I think I’ve approached this review from the wrong angle.
Not quite knowing how to start, I flitted over to petergabriel.com, opening up on the FAQ page and it kind of soured the whole experience. Trawling through the questions you come away with the impression that, well there’s no polite way to put this, Peter Gabriel is a bit of a Prat!
Take these examples;
“Can I send Peter Gabriel a gift”: Thanks but No, Thanks.
“Can I send in my artwork/lyrics/poems?”: Thanks but No, you might sue him.
“Where can I find sheet music for Peters songs?”: Hmm, good idea but No plans to do anything at the moment.
“Can I take pictures at Peters concerts?”: Refer to previous No’s.
“Can I send a demo to Peter?”: Yeah but he won’t listen to it so i guess another No!
What was missing was a merchandising page selling big T-Shirts emblazoned with the logo,
“PETER GABRIEL SAYS NO!!!”
Look, the reality is that most of the questions being addressed aren’t going to happen. Peter Gabriel is a busy man and you and I are less busy fans. But to spell it out in such big letters was a bit brutal, a bit patriarchal, a little rude if you ask me. I suspect Mr Gabriel has overzealous minders around him. I’d like to believe he’s a more accommodating soul then the impression gleaned from the website; it’s his minions that are responsible for all those unwelcoming answers? No? Regardless of who’s responsible, it is off-putting. Anyway I know I’m being overly precious and as this isn’t a place for Web Site reviews, I’ll just go straight to the album.
Peter Gabriel was the odd & arty founding member of Genesis. A group I never paid much attention too, wrong generation and all that. Then Punk exploded and while I never bought into the whole Sex Pistols/Sham 69 “Anarchy!” diatribe. From the stifling backwaters of rural Nth Qld the DIY ethos, the shaking of ‘the system’ that punk advocated was seductive even if the music wasn’t. And dinosaurs like Genesis were the targets that Punk was railing against. While rock historians will lump prog-rock bands such as Genesis into that milieu, Peter Gabriel was always just a little bit more complicated and a little weirder than that. And more importantly he actually had something to say. My unfamiliarity with Genesis turned out to be a good thing because the Peter Gabriel I was introduced to was the one that collaborated with Robert Fripp on his Exposure album. One track in particular, The Flood (which you can find back in one of the March posts) opened my

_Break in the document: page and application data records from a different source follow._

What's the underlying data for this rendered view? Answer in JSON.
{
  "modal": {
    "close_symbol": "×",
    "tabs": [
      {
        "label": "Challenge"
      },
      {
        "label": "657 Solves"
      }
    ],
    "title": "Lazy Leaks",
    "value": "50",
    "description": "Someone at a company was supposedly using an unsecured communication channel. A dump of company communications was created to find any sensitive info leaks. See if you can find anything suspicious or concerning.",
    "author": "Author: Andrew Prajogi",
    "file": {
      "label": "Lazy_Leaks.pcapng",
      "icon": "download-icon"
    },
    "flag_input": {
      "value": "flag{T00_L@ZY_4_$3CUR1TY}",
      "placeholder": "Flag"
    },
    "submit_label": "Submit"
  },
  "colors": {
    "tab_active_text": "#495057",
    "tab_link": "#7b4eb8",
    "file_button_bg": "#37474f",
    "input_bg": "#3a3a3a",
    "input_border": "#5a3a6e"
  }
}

Peter Gabriel’s ninth studio album is US and it feels like I’ve had this album forever. It’s a C.D that gets played every few months and I can’t imagine ever tiring of it. For me Peter Gabriel’s great strength as a composer is a wonderful sense of rhythm. He mixes up tempos, slowing the pace down when called for, speeding it up as required. The song, Secret World is the most obvious example of this but just about every track is not what it seems. Somewhere within most of them, the key will change, the beat alter, the batons twirl a little faster or slower. You can’t help but be dazzled by the craft. However craft is not what gets a song on to the ledger, connections do that and this is an album I connect with through all 10 beautifully constructed tracks (Well, ten minus one; you can safely zip past Kiss That Frog). He’s on record as saying that the albums creation was an almost therapeutic act. It gave him a place where he could be truthful. A space to address a crumbling marriage. A strained relationship with his children. The advent of middle age where your failings gain traction and more years are behind you then in front of you. Courage falters and that acrid scent you recognise as fear. There are themes on this Album that are firming as I slide, ungraciously into that demographic, trailing just a few scant years behind him.
There is one song in particular Love To Be Loved, that fills then drains me every time I hear it. I kind of consider it mine. I’ll clarify that. It is mine! Not figuratively, not metaphorically but quite literally, mine. If I can pinpoint a moment, 3:19 in, is where something clicks, a lock springs open and I look up and realize that i am standing in front of my own open door. Peter Gabriel walks down the hallway to meet me, awkward introductions are exchanged. The few meagre musical instruments in the house are then brought out for his inspection. The hand-me down piano in the back room is selected as most appropriate. He sits down, briefly tracing the brittle edge of missing veneer on the lid before turning his head to address me. His eyes are blue, his gaze direct, “Brett he says, this song was written about you.”
I’m loath to link to the clip from the Album. This is really music that needs to be played in a still house, late at night. Or alone in the car with a 100 miles of empty road in front of you. It doesn’t translate well to YouTube and it’s noisy, crowded, opinionated pages. But I don’t know of another way to get it up here, so against my better judgement…